Element data from apps and pages

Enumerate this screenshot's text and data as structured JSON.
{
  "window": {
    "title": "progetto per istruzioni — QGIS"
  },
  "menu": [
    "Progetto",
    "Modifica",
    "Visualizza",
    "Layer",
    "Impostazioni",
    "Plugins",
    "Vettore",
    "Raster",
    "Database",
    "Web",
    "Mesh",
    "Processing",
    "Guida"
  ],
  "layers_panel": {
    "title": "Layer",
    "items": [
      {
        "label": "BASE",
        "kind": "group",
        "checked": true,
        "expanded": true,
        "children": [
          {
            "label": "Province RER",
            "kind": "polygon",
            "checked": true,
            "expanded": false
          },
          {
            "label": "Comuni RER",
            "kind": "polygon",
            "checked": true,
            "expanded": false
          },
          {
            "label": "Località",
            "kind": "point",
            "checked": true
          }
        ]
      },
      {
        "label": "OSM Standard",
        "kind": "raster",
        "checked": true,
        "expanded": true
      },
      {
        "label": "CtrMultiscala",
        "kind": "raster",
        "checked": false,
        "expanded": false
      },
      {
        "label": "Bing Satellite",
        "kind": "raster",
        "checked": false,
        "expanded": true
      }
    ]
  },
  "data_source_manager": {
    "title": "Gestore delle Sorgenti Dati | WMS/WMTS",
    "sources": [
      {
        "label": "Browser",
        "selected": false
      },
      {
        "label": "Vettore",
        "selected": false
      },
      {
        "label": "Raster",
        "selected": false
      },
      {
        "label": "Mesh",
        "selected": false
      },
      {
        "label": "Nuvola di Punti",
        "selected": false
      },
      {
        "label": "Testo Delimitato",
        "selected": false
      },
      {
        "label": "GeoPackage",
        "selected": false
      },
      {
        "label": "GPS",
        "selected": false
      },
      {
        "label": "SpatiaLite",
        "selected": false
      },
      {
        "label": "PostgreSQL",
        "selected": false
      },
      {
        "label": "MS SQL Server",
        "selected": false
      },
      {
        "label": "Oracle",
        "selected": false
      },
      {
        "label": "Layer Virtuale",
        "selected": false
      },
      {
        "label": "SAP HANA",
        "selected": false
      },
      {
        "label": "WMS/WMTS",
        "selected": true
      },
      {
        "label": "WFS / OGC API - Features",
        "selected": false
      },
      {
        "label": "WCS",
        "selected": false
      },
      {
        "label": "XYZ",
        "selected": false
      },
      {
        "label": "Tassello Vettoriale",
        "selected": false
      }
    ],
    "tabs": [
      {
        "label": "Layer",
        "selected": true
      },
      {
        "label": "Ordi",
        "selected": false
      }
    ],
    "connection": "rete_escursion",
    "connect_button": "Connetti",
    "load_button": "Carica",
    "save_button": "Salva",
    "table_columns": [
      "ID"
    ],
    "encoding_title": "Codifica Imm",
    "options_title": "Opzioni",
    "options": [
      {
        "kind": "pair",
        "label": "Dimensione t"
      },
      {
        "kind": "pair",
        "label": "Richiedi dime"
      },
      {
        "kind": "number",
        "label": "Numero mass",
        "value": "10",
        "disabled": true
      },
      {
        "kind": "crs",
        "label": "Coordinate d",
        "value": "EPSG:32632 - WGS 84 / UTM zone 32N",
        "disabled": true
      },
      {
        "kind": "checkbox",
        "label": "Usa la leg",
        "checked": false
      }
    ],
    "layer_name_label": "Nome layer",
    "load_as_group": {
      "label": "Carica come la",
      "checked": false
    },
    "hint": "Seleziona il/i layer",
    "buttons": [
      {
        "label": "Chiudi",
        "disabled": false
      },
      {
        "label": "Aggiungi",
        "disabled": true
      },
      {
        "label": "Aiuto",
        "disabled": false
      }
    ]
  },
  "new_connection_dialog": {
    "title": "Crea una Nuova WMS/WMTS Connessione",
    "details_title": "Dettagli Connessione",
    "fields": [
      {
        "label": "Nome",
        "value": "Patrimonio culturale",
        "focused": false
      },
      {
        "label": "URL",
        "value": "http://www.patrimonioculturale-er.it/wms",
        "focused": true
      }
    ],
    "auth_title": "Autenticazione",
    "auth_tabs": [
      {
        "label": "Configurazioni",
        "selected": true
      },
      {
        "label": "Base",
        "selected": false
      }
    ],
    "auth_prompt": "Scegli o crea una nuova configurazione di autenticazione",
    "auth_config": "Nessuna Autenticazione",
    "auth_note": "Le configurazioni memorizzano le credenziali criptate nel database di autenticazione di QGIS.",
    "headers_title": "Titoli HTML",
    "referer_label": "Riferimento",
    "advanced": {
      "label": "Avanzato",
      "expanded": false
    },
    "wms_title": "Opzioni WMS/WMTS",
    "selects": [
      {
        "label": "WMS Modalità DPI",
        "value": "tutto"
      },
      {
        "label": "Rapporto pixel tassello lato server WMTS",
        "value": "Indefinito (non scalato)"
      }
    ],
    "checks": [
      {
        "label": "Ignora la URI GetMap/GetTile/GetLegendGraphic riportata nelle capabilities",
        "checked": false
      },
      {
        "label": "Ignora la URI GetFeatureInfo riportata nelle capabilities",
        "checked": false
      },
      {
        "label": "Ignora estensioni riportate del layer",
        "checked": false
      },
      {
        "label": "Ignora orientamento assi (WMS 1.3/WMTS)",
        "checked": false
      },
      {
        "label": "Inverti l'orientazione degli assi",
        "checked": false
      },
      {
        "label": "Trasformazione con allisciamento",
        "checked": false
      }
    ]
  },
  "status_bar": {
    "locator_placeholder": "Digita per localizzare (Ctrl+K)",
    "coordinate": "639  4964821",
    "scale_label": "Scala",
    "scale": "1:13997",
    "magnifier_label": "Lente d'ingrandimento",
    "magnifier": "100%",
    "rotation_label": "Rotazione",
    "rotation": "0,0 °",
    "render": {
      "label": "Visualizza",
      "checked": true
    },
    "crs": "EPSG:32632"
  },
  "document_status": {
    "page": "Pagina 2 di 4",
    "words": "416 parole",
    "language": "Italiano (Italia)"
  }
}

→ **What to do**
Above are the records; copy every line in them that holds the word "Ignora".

→ **The completed task**
        "label": "Ignora la URI GetMap/GetTile/GetLegendGraphic riportata nelle capabilities",
        "label": "Ignora la URI GetFeatureInfo riportata nelle capabilities",
        "label": "Ignora estensioni riportate del layer",
        "label": "Ignora orientamento assi (WMS 1.3/WMTS)",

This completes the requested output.